*Source information*:

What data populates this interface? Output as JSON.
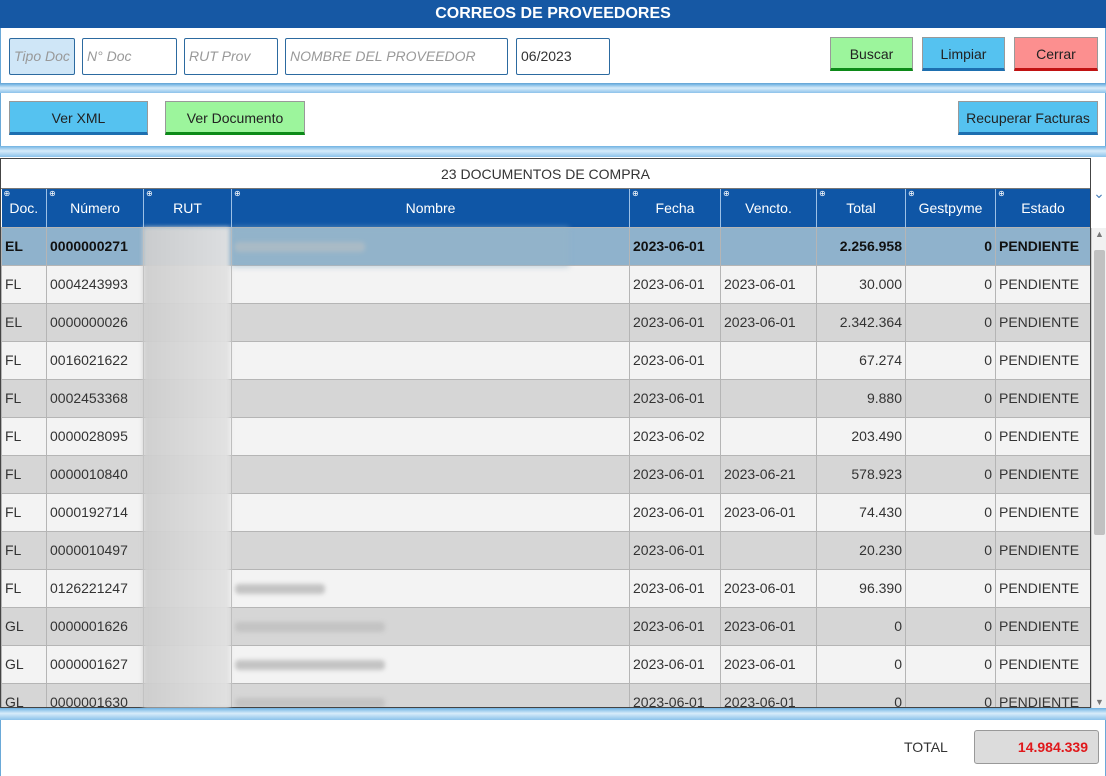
{
  "window": {
    "title": "CORREOS DE PROVEEDORES"
  },
  "filters": {
    "tipo_doc_placeholder": "Tipo Doc",
    "num_doc_placeholder": "N° Doc",
    "rut_prov_placeholder": "RUT Prov",
    "nombre_placeholder": "NOMBRE DEL PROVEEDOR",
    "periodo_value": "06/2023"
  },
  "buttons": {
    "buscar": "Buscar",
    "limpiar": "Limpiar",
    "cerrar": "Cerrar",
    "ver_xml": "Ver XML",
    "ver_documento": "Ver Documento",
    "recuperar_facturas": "Recuperar Facturas"
  },
  "grid": {
    "caption": "23 DOCUMENTOS DE COMPRA",
    "columns": [
      "Doc.",
      "Número",
      "RUT",
      "Nombre",
      "Fecha",
      "Vencto.",
      "Total",
      "Gestpyme",
      "Estado"
    ],
    "rows": [
      {
        "doc": "EL",
        "numero": "0000000271",
        "fecha": "2023-06-01",
        "vencto": "",
        "total": "2.256.958",
        "gestpyme": "0",
        "estado": "PENDIENTE"
      },
      {
        "doc": "FL",
        "numero": "0004243993",
        "fecha": "2023-06-01",
        "vencto": "2023-06-01",
        "total": "30.000",
        "gestpyme": "0",
        "estado": "PENDIENTE"
      },
      {
        "doc": "EL",
        "numero": "0000000026",
        "fecha": "2023-06-01",
        "vencto": "2023-06-01",
        "total": "2.342.364",
        "gestpyme": "0",
        "estado": "PENDIENTE"
      },
      {
        "doc": "FL",
        "numero": "0016021622",
        "fecha": "2023-06-01",
        "vencto": "",
        "total": "67.274",
        "gestpyme": "0",
        "estado": "PENDIENTE"
      },
      {
        "doc": "FL",
        "numero": "0002453368",
        "fecha": "2023-06-01",
        "vencto": "",
        "total": "9.880",
        "gestpyme": "0",
        "estado": "PENDIENTE"
      },
      {
        "doc": "FL",
        "numero": "0000028095",
        "fecha": "2023-06-02",
        "vencto": "",
        "total": "203.490",
        "gestpyme": "0",
        "estado": "PENDIENTE"
      },
      {
        "doc": "FL",
        "numero": "0000010840",
        "fecha": "2023-06-01",
        "vencto": "2023-06-21",
        "total": "578.923",
        "gestpyme": "0",
        "estado": "PENDIENTE"
      },
      {
        "doc": "FL",
        "numero": "0000192714",
        "fecha": "2023-06-01",
        "vencto": "2023-06-01",
        "total": "74.430",
        "gestpyme": "0",
        "estado": "PENDIENTE"
      },
      {
        "doc": "FL",
        "numero": "0000010497",
        "fecha": "2023-06-01",
        "vencto": "",
        "total": "20.230",
        "gestpyme": "0",
        "estado": "PENDIENTE"
      },
      {
        "doc": "FL",
        "numero": "0126221247",
        "fecha": "2023-06-01",
        "vencto": "2023-06-01",
        "total": "96.390",
        "gestpyme": "0",
        "estado": "PENDIENTE"
      },
      {
        "doc": "GL",
        "numero": "0000001626",
        "fecha": "2023-06-01",
        "vencto": "2023-06-01",
        "total": "0",
        "gestpyme": "0",
        "estado": "PENDIENTE"
      },
      {
        "doc": "GL",
        "numero": "0000001627",
        "fecha": "2023-06-01",
        "vencto": "2023-06-01",
        "total": "0",
        "gestpyme": "0",
        "estado": "PENDIENTE"
      },
      {
        "doc": "GL",
        "numero": "0000001630",
        "fecha": "2023-06-01",
        "vencto": "2023-06-01",
        "total": "0",
        "gestpyme": "0",
        "estado": "PENDIENTE"
      }
    ]
  },
  "footer": {
    "total_label": "TOTAL",
    "total_value": "14.984.339"
  },
  "colors": {
    "header_blue": "#1658a4",
    "selected_row": "#8fb2cc",
    "total_red": "#e0181b"
  },
  "icons": [
    "chevron-down-icon",
    "scroll-up-arrow-icon",
    "scroll-down-arrow-icon"
  ]
}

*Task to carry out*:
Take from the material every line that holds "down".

*Written response*:
    "chevron-down-icon",
    "scroll-down-arrow-icon"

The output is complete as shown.